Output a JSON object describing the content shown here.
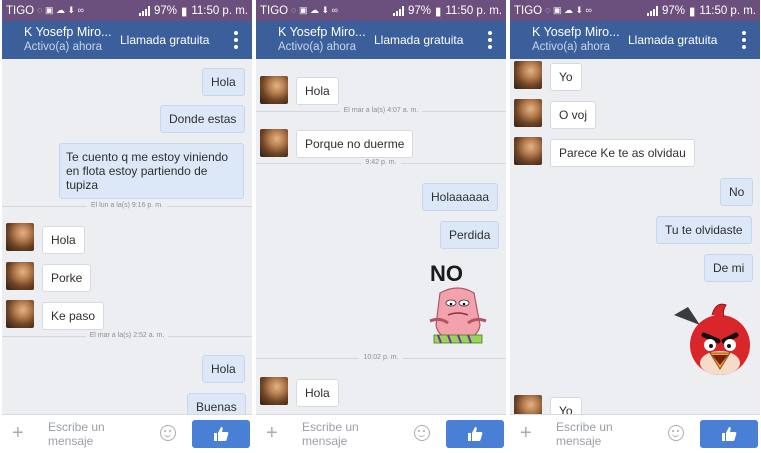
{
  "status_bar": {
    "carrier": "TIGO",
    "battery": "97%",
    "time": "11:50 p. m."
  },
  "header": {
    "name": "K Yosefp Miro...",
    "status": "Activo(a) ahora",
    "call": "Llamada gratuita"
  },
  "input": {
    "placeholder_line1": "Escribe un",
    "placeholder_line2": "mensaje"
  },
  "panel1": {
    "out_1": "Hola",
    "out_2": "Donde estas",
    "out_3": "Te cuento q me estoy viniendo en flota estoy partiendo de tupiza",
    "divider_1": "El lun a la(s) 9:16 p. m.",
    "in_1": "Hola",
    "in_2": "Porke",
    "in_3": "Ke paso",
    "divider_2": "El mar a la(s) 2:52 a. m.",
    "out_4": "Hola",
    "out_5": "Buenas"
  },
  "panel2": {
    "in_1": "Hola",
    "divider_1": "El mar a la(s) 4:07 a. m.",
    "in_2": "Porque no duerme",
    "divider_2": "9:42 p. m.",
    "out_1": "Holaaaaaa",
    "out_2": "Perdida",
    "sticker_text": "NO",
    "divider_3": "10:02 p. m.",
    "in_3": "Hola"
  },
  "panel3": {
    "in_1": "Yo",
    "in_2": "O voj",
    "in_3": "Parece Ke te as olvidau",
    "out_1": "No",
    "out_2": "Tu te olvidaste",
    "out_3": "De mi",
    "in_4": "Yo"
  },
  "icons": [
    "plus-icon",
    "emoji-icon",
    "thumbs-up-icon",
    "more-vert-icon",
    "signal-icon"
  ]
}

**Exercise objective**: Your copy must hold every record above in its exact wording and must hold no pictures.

**Response area**:
Output a JSON object describing the content shown here.
{
  "status_bar": {
    "carrier": "TIGO",
    "battery": "97%",
    "time": "11:50 p. m."
  },
  "header": {
    "name": "K Yosefp Miro...",
    "status": "Activo(a) ahora",
    "call": "Llamada gratuita"
  },
  "input": {
    "placeholder_line1": "Escribe un",
    "placeholder_line2": "mensaje"
  },
  "panel1": {
    "out_1": "Hola",
    "out_2": "Donde estas",
    "out_3": "Te cuento q me estoy viniendo en flota estoy partiendo de tupiza",
    "divider_1": "El lun a la(s) 9:16 p. m.",
    "in_1": "Hola",
    "in_2": "Porke",
    "in_3": "Ke paso",
    "divider_2": "El mar a la(s) 2:52 a. m.",
    "out_4": "Hola",
    "out_5": "Buenas"
  },
  "panel2": {
    "in_1": "Hola",
    "divider_1": "El mar a la(s) 4:07 a. m.",
    "in_2": "Porque no duerme",
    "divider_2": "9:42 p. m.",
    "out_1": "Holaaaaaa",
    "out_2": "Perdida",
    "sticker_text": "NO",
    "divider_3": "10:02 p. m.",
    "in_3": "Hola"
  },
  "panel3": {
    "in_1": "Yo",
    "in_2": "O voj",
    "in_3": "Parece Ke te as olvidau",
    "out_1": "No",
    "out_2": "Tu te olvidaste",
    "out_3": "De mi",
    "in_4": "Yo"
  },
  "icons": [
    "plus-icon",
    "emoji-icon",
    "thumbs-up-icon",
    "more-vert-icon",
    "signal-icon"
  ]
}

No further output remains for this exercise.